Jeremy Denk, Joshua Bell, Steven Isserlis and Lawrence Power planned this concert to perfection, the abundance of tunes placed first and last, with the deeper moments in between.

It is doubtful Suk’s Piano Quartet, the first published piece of a precocious seventeen year old, has ever had a performance like this, bursting with pride and enthusiasm. After a forthright statement of the first tune from the ensemble, a beautiful solo from Isserlis revealed the work’s softer underbelly, which came to the fore in a similarly affecting tune in the slow movement, the cello releasing a beautiful mellow sound.

Janáček’s Violin Sonata wore a permanently furrowed brow. The icy reach of the muted violin in the last of the four brief movements was key to summing up a work that bristles with anger, though redemption was briefly found in the second movement Balada, with a theme of silvery consolation.

The second of three cello sonatas by Bohuslav Martinů was next. Isserlis has championed these works for more than 25 years, and gave a commanding performance of a moving work. Written in America in 1938, the composer having successfully fled Paris and the Nazis, it is a deeply felt and resilient utterance, especially in the second movement where time stood still.

As far as the tunes were concerned, the best was saved until last. Dvořák’s Piano Quartet no.2 positively bursts with Czech melodies – which are revealed to be surprisingly close in mood and contour to the American tunes he was to use towards the end of his career. Here they were swept along in a wonderful performance of good feeling, played with great sensitivity by Jeremy Denk, whose phrasing was key to the utmost charm of the Scherzo, the tender Adagio and the rustic finale.

Yet this was music for a team of friends to enjoy, the music surging forwards with a positivity rarely experienced to this extent in the concert hall – and happily caught by microphones, hopefully for a future release on Wigmore Hall Live. Those Czechs, they knew a good tune – and these four were the best possible Bohemian Rhapsodists in waiting!

The music from this concert can be heard here on Spotify.

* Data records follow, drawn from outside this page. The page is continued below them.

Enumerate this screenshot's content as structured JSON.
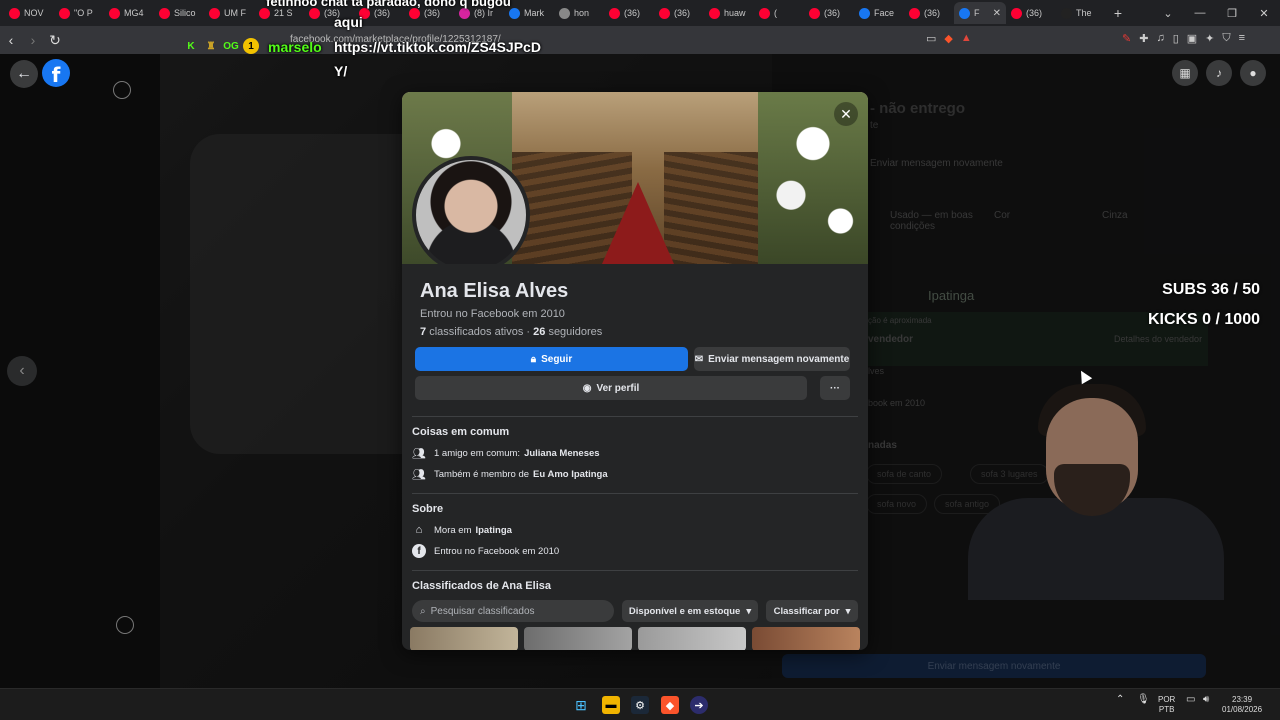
{
  "browser": {
    "tabs": [
      {
        "label": "NOV",
        "icon": "youtube-icon",
        "color": "#ff0033"
      },
      {
        "label": "\"O P",
        "icon": "youtube-icon",
        "color": "#ff0033"
      },
      {
        "label": "MG4",
        "icon": "youtube-icon",
        "color": "#ff0033"
      },
      {
        "label": "Silico",
        "icon": "youtube-icon",
        "color": "#ff0033"
      },
      {
        "label": "UM F",
        "icon": "youtube-icon",
        "color": "#ff0033"
      },
      {
        "label": "21 S",
        "icon": "youtube-icon",
        "color": "#ff0033"
      },
      {
        "label": "(36)",
        "icon": "youtube-icon",
        "color": "#ff0033"
      },
      {
        "label": "(36)",
        "icon": "youtube-icon",
        "color": "#ff0033"
      },
      {
        "label": "(36)",
        "icon": "youtube-icon",
        "color": "#ff0033"
      },
      {
        "label": "(8) Ir",
        "icon": "instagram-icon",
        "color": "#d6249f"
      },
      {
        "label": "Mark",
        "icon": "facebook-icon",
        "color": "#1877f2"
      },
      {
        "label": "hon",
        "icon": "google-icon",
        "color": "#888888"
      },
      {
        "label": "(36)",
        "icon": "youtube-icon",
        "color": "#ff0033"
      },
      {
        "label": "(36)",
        "icon": "youtube-icon",
        "color": "#ff0033"
      },
      {
        "label": "huaw",
        "icon": "youtube-icon",
        "color": "#ff0033"
      },
      {
        "label": "(",
        "icon": "youtube-icon",
        "color": "#ff0033"
      },
      {
        "label": "(36)",
        "icon": "youtube-icon",
        "color": "#ff0033"
      },
      {
        "label": "Face",
        "icon": "facebook-icon",
        "color": "#1877f2"
      },
      {
        "label": "(36)",
        "icon": "youtube-icon",
        "color": "#ff0033"
      },
      {
        "label": "F",
        "icon": "facebook-icon",
        "color": "#1877f2",
        "active": true
      },
      {
        "label": "(36)",
        "icon": "youtube-icon",
        "color": "#ff0033"
      },
      {
        "label": "The",
        "icon": "tiktok-icon",
        "color": "#222222"
      }
    ],
    "url": "facebook.com/marketplace/profile/1225312187/"
  },
  "stream_overlay": {
    "chat_line1": "fetinhoo  chat ta paradao, dono q bugou",
    "chat_word": "aqui",
    "chat_user": "marselo",
    "chat_link": "https://vt.tiktok.com/ZS4SJPcD",
    "chat_link_tail": "Y/",
    "badge_count": "1",
    "subs": "SUBS 36 / 50",
    "kicks": "KICKS 0 / 1000"
  },
  "background_listing": {
    "title_fragment": "- não entrego",
    "subtitle_fragment": "te",
    "send_again": "Enviar mensagem novamente",
    "condition_label": "Usado — em boas condições",
    "color_label": "Cor",
    "color_value": "Cinza",
    "map_city": "Ipatinga",
    "approx_location": "ção é aproximada",
    "seller_heading": "vendedor",
    "seller_details": "Detalhes do vendedor",
    "seller_name_fragment": "lves",
    "seller_joined_fragment": "book em 2010",
    "related_heading": "nadas",
    "chips": [
      "sofa de canto",
      "sofa 3 lugares",
      "sofa novo",
      "sofa antigo"
    ],
    "send_button": "Enviar mensagem novamente"
  },
  "profile": {
    "name": "Ana Elisa Alves",
    "joined": "Entrou no Facebook em 2010",
    "listings_count": "7",
    "listings_label": "classificados ativos ·",
    "followers_count": "26",
    "followers_label": "seguidores",
    "follow_button": "Seguir",
    "message_button": "Enviar mensagem novamente",
    "profile_button": "Ver perfil",
    "more_button": "···",
    "common_heading": "Coisas em comum",
    "mutual_friend_prefix": "1 amigo em comum:",
    "mutual_friend_name": "Juliana Meneses",
    "group_prefix": "Também é membro de",
    "group_name": "Eu Amo Ipatinga",
    "about_heading": "Sobre",
    "lives_prefix": "Mora em",
    "lives_city": "Ipatinga",
    "about_joined": "Entrou no Facebook em 2010",
    "listings_heading": "Classificados de Ana Elisa",
    "search_placeholder": "Pesquisar classificados",
    "availability_filter": "Disponível e em estoque",
    "sort_filter": "Classificar por"
  },
  "taskbar": {
    "language": "POR",
    "layout": "PTB",
    "time": "23:39",
    "date": "01/08/2026"
  }
}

Part two of this series is at the Wigmore Hall on Saturday 23 May, and will include the Dvořák Piano Quintet and the Piano Trio by Smetana.